As I’ve learned some things about cancer, it’s become apparent to me that every cancer patient is unique. That statement is not the cliché it appears to be. Not only is every form of cancer different in its cellular biology and behavior, but how we are physically affected by it—symptoms, staging, treatment response, etc.—is infinitely variable. More than most diseases, cancer is a disease of one.
I’ve educated myself as much as possible about melanoma. In doing so, I’ve become acquainted with several people who have the disease or have survived it. One close friend has died from it. I learned just last week that the mother of someone else I know has metastatic melanoma and has a poor prognosis. Being close to cancer, and understanding its many manifestations, gives me a sense of control over it, however illusory that may be. Being open about it allows me to be supportive to those in need. We can never walk in the slippers of someone else who has cancer, but some of us have been granted the grace of being able to come alongside those who do, and to offer knowing comfort. We are at times called upon to be angels to others, if only one that’s tarnished and with a bent wing.
I’m not without my own fears. Adjusting to life post-treatment is a process, I’ve discovered. One never fully arrives. A shock runs through me every time I hear about someone newly diagnosed with melanoma, or whose disease has advanced. I feel it too when someone famous is stricken by cancer, as billionaire Paul Allen was last week. I experience these emotional jolts because I know that my cancer could recur at any time, and that my health is always provisional. If it can happen to _________ (fill in the blank), it can happen to me. It’s been about 21 months since my surgery and over a year since my treatment ended. But not a day goes by when I don’t think about the possibility of the melanoma returning. The thought haunts me.
There are several things that can trigger an acute response: a follow-up appointment, an unusual ache or pain, news of someone else’s medical misfortune. This fear of recurrence is not crippling, and I don’t consider it morbid. What it sometimes does is give me a lump in my throat, and a shot of adrenaline to my body. My heart races, which sends up my blood pressure. It can disturb my sleep. It crowds out other thoughts from my mind. I don’t often speak of it because it’s a conversation killer. Sympathy mixes with embarrassment when I mention it. It can sound like a play for pity.
On the lighter side, it can also be useful for getting out of things you don’t want to do. “Oh, I’m sorry, I can’t make that meeting on Friday.

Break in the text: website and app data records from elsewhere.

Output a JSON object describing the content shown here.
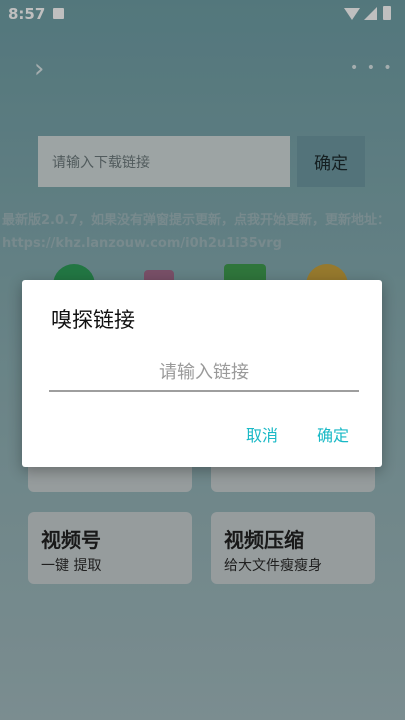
{
  "status_bar": {
    "time": "8:57"
  },
  "search": {
    "placeholder": "请输入下载链接",
    "confirm_label": "确定"
  },
  "notice": "最新版2.0.7，如果没有弹窗提示更新，点我开始更新，更新地址：https://khz.lanzouw.com/i0h2u1i35vrg",
  "tiles": [
    {
      "title": "视频号",
      "subtitle": "一键 提取"
    },
    {
      "title": "视频压缩",
      "subtitle": "给大文件瘦瘦身"
    }
  ],
  "dialog": {
    "title": "嗅探链接",
    "input_placeholder": "请输入链接",
    "cancel_label": "取消",
    "confirm_label": "确定"
  },
  "colors": {
    "accent": "#19b9c6",
    "header_bg": "#6f9fa6"
  }
}
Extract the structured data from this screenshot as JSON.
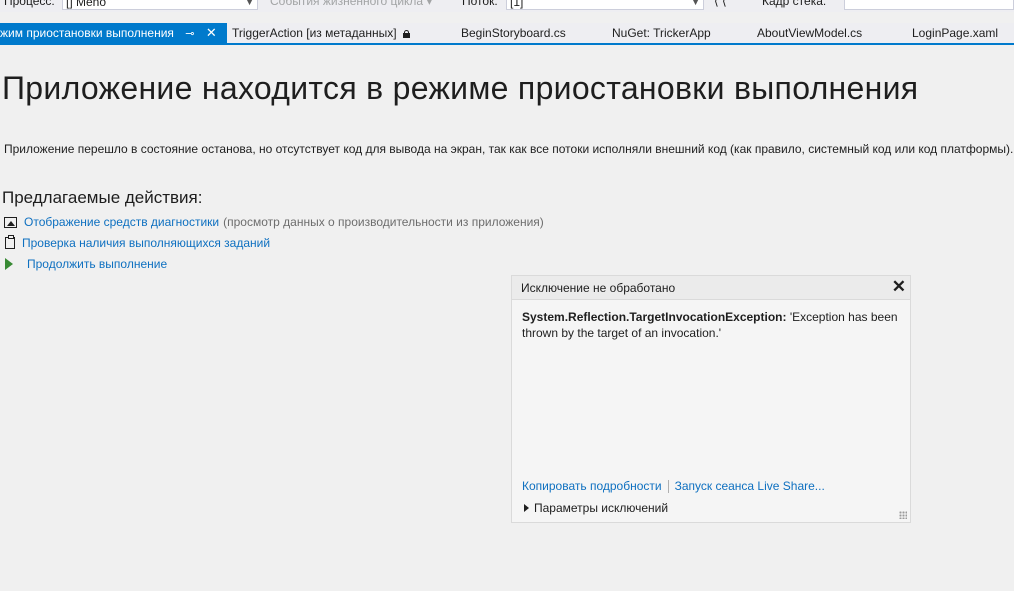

My cancer might be recurring.” I haven’t actually said that, but I reserve the right to do so.
While I’ve dealt head-on in this blog with weightier issues, I’ve rarely mentioned my fear of recurrence because it seems ungrateful. After all the blessings I’ve received, and the normalcy to which my life has returned, why bring it up? What purpose would it serve? Given the really serious psychological and long-term physical effects that many cancer survivors suffer, I’m fortunate to have arrived at this point intact. My cancer experience has been no picnic, but it’s not the trauma it could have been. I’ve experienced very little pain, and no nausea. I didn’t lose my hair. My surgery didn’t disfigure me. Immunotherapy didn’t cause the cognitive dysfunction that chemo can. I didn’t have to scrape festering boils with pot shards. I am not Job.
I’ve had to conclude my fear of recurrence is partly a residual fear of death, despite my progress in coming to terms with that inevitability. I believe this emotional response must be primal. No prayer, no act of will seems to dent it. I fear, too, losing control again of my life. No one should ever be happy about putting themselves in the hands of our grotesquely dehumanizing healthcare system. What cancer patients must submit to is obscene. It’s no wonder people fear cancer the way they do. To go through harsh medical treatment and then die is the grossest indignity I can imagine. Being treated for advanced cancer is a high-stakes proposition. You don’t want to have to do it a second time having survived the first.
The best I can do for now is to believe that my fears will subside with time. I’m told to expect this by others in the melanoma brotherhood. I also take comfort in the knowledge that God has already dealt generously with me—far beyond what I thought was possible. Every day lived is another day of grace. Should my melanoma recur, the Holy Spirit will continue to reside within me as he has been. Nothing important really changes. My life with God, and my confidence in his power, is not at risk. Ultimately, it is this assurance that will get me past my weak and fleshly desire to be cured to the lasting comfort of actually being healed.